Amoretti: Sonnet 82
Ioy of my life! full oft for loving youI blesse my lot, that was so lucky placed:But then the more your owne mishap I rew,That are so much by so meane love embased.For had the equall hevens so much you gracedIn this as in the rest, ye mote invent*Some hevenly wit, whose verse could have enchasedYour glorious name in golden moniment.But since ye deignd so goodly to relentTo me your thrall, in whom is little worth,That little that I am shall all be spentIn setting your immortal prayses forth: Whose lofty argument, uplifting me, Shall lift you up unto

Amoretti: Sonnet 80 Amoretti: Sonnet 80

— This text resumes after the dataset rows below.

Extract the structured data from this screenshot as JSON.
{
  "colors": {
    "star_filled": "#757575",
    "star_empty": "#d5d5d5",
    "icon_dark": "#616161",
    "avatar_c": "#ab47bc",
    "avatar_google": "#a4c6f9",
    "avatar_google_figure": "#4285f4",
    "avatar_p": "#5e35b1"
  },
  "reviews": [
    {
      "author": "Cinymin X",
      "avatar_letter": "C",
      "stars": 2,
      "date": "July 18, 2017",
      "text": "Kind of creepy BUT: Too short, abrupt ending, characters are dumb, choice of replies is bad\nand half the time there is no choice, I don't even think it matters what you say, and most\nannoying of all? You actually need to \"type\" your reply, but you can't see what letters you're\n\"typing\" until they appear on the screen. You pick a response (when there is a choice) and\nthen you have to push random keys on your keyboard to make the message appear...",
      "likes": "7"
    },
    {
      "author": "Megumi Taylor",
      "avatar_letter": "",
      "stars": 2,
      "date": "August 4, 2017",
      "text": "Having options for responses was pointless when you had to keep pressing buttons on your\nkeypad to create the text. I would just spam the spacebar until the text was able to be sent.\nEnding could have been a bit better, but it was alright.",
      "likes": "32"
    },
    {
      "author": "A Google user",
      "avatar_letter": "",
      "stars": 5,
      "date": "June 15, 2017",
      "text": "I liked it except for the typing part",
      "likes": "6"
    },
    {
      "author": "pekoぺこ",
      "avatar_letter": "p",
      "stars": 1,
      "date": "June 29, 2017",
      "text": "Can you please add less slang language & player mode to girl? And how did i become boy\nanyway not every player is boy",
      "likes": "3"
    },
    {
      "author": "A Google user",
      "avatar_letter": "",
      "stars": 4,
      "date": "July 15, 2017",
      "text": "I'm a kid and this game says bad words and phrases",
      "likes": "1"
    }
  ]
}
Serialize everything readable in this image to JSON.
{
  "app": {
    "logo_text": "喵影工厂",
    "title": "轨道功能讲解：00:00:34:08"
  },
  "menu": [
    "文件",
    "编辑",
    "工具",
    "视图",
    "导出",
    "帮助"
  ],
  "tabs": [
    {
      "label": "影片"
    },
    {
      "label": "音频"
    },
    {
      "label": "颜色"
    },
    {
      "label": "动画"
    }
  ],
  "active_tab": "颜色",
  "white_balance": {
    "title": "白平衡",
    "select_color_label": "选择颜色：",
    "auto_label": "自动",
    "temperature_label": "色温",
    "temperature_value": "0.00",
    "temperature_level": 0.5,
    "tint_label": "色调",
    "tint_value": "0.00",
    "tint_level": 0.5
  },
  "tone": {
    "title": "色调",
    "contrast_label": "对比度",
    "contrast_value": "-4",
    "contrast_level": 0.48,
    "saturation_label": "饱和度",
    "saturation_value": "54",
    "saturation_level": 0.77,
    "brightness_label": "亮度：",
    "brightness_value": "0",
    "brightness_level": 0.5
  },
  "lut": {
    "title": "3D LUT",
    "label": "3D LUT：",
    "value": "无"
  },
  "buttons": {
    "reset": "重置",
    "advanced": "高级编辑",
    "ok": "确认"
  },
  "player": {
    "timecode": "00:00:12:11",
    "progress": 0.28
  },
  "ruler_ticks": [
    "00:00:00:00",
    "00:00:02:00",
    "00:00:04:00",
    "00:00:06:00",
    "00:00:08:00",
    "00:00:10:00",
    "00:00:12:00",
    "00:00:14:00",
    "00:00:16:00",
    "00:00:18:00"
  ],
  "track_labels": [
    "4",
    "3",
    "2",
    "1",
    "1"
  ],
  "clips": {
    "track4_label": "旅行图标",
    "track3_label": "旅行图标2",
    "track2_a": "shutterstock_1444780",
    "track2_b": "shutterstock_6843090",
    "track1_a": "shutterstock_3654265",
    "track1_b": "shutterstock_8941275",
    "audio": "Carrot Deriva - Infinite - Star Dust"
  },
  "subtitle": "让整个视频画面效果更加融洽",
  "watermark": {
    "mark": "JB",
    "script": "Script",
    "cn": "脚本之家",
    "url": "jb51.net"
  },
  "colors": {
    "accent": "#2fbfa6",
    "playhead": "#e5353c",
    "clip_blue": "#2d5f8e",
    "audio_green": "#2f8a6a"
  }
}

Amoretti: Sonnet 80
After so long a race as I have runThrough Faery land, which those six books compile,Give leave to rest me being half foredonne,And gather to my selfe new breath awhile.Then, as a steed refreshed after toyle,Out of my prison I will break anew,And stoutly will that second work assoyle*,With strong endevour and attention dew.Till then give leave to me in pleasant mew**To sport my Muse, and sing my Loves sweet praise,The contemplation of whose heavenly hewMy spirit to an higher pitch will rayse. But let her prayses yet be low and meane, Fit for the handmayd of the Faery